◆ **AVAILABLE DATA**
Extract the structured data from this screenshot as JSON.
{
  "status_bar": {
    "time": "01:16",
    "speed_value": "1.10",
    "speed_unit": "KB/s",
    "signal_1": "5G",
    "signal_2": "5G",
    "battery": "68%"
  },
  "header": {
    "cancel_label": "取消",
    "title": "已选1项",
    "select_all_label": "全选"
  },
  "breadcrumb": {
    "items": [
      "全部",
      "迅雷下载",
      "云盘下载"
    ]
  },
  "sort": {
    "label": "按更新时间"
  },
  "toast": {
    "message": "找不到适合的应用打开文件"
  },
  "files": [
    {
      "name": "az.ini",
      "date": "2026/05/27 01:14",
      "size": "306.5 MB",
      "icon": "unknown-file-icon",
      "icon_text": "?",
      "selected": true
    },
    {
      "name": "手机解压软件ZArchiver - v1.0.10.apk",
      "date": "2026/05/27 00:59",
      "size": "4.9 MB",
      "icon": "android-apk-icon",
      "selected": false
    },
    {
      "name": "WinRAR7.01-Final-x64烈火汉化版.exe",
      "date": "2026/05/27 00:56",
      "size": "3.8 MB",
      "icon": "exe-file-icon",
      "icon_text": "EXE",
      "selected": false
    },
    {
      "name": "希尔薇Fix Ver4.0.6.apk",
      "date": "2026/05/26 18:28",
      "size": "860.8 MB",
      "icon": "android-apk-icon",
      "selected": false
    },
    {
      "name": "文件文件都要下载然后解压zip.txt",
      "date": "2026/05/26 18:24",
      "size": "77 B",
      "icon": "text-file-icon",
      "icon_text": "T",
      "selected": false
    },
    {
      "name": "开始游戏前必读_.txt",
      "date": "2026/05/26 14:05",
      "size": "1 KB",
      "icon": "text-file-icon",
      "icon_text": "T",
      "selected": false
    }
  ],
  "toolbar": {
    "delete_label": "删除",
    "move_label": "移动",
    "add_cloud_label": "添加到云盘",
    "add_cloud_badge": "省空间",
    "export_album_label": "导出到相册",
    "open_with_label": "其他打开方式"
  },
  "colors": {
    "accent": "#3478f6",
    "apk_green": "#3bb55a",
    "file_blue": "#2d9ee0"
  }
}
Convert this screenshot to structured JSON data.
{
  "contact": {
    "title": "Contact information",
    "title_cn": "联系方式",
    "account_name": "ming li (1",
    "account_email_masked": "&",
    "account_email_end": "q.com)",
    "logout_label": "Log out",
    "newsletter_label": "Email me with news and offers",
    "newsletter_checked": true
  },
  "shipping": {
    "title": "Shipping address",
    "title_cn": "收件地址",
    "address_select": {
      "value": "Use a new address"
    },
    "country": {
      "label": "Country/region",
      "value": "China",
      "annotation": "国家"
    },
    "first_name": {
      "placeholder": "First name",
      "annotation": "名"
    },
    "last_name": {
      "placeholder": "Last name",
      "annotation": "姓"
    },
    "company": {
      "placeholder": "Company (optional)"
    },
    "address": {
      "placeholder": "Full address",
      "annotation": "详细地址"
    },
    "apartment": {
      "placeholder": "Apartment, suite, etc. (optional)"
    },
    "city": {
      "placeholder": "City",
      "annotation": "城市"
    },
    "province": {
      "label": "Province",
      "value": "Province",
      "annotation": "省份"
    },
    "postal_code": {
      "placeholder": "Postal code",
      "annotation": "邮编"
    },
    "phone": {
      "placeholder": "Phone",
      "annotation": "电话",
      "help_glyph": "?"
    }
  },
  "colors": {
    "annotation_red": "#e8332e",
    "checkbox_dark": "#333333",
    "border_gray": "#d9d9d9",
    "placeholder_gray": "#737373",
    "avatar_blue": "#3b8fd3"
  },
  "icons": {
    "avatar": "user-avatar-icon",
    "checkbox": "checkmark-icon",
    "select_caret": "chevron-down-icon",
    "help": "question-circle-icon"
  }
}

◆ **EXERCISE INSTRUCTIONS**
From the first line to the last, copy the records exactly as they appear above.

◆ **RESULT BELOW**
Extract the structured data from this screenshot as JSON.
{
  "status_bar": {
    "time": "01:16",
    "speed_value": "1.10",
    "speed_unit": "KB/s",
    "signal_1": "5G",
    "signal_2": "5G",
    "battery": "68%"
  },
  "header": {
    "cancel_label": "取消",
    "title": "已选1项",
    "select_all_label": "全选"
  },
  "breadcrumb": {
    "items": [
      "全部",
      "迅雷下载",
      "云盘下载"
    ]
  },
  "sort": {
    "label": "按更新时间"
  },
  "toast": {
    "message": "找不到适合的应用打开文件"
  },
  "files": [
    {
      "name": "az.ini",
      "date": "2026/05/27 01:14",
      "size": "306.5 MB",
      "icon": "unknown-file-icon",
      "icon_text": "?",
      "selected": true
    },
    {
      "name": "手机解压软件ZArchiver - v1.0.10.apk",
      "date": "2026/05/27 00:59",
      "size": "4.9 MB",
      "icon": "android-apk-icon",
      "selected": false
    },
    {
      "name": "WinRAR7.01-Final-x64烈火汉化版.exe",
      "date": "2026/05/27 00:56",
      "size": "3.8 MB",
      "icon": "exe-file-icon",
      "icon_text": "EXE",
      "selected": false
    },
    {
      "name": "希尔薇Fix Ver4.0.6.apk",
      "date": "2026/05/26 18:28",
      "size": "860.8 MB",
      "icon": "android-apk-icon",
      "selected": false
    },
    {
      "name": "文件文件都要下载然后解压zip.txt",
      "date": "2026/05/26 18:24",
      "size": "77 B",
      "icon": "text-file-icon",
      "icon_text": "T",
      "selected": false
    },
    {
      "name": "开始游戏前必读_.txt",
      "date": "2026/05/26 14:05",
      "size": "1 KB",
      "icon": "text-file-icon",
      "icon_text": "T",
      "selected": false
    }
  ],
  "toolbar": {
    "delete_label": "删除",
    "move_label": "移动",
    "add_cloud_label": "添加到云盘",
    "add_cloud_badge": "省空间",
    "export_album_label": "导出到相册",
    "open_with_label": "其他打开方式"
  },
  "colors": {
    "accent": "#3478f6",
    "apk_green": "#3bb55a",
    "file_blue": "#2d9ee0"
  }
}
Convert this screenshot to structured JSON data.
{
  "contact": {
    "title": "Contact information",
    "title_cn": "联系方式",
    "account_name": "ming li (1",
    "account_email_masked": "&",
    "account_email_end": "q.com)",
    "logout_label": "Log out",
    "newsletter_label": "Email me with news and offers",
    "newsletter_checked": true
  },
  "shipping": {
    "title": "Shipping address",
    "title_cn": "收件地址",
    "address_select": {
      "value": "Use a new address"
    },
    "country": {
      "label": "Country/region",
      "value": "China",
      "annotation": "国家"
    },
    "first_name": {
      "placeholder": "First name",
      "annotation": "名"
    },
    "last_name": {
      "placeholder": "Last name",
      "annotation": "姓"
    },
    "company": {
      "placeholder": "Company (optional)"
    },
    "address": {
      "placeholder": "Full address",
      "annotation": "详细地址"
    },
    "apartment": {
      "placeholder": "Apartment, suite, etc. (optional)"
    },
    "city": {
      "placeholder": "City",
      "annotation": "城市"
    },
    "province": {
      "label": "Province",
      "value": "Province",
      "annotation": "省份"
    },
    "postal_code": {
      "placeholder": "Postal code",
      "annotation": "邮编"
    },
    "phone": {
      "placeholder": "Phone",
      "annotation": "电话",
      "help_glyph": "?"
    }
  },
  "colors": {
    "annotation_red": "#e8332e",
    "checkbox_dark": "#333333",
    "border_gray": "#d9d9d9",
    "placeholder_gray": "#737373",
    "avatar_blue": "#3b8fd3"
  },
  "icons": {
    "avatar": "user-avatar-icon",
    "checkbox": "checkmark-icon",
    "select_caret": "chevron-down-icon",
    "help": "question-circle-icon"
  }
}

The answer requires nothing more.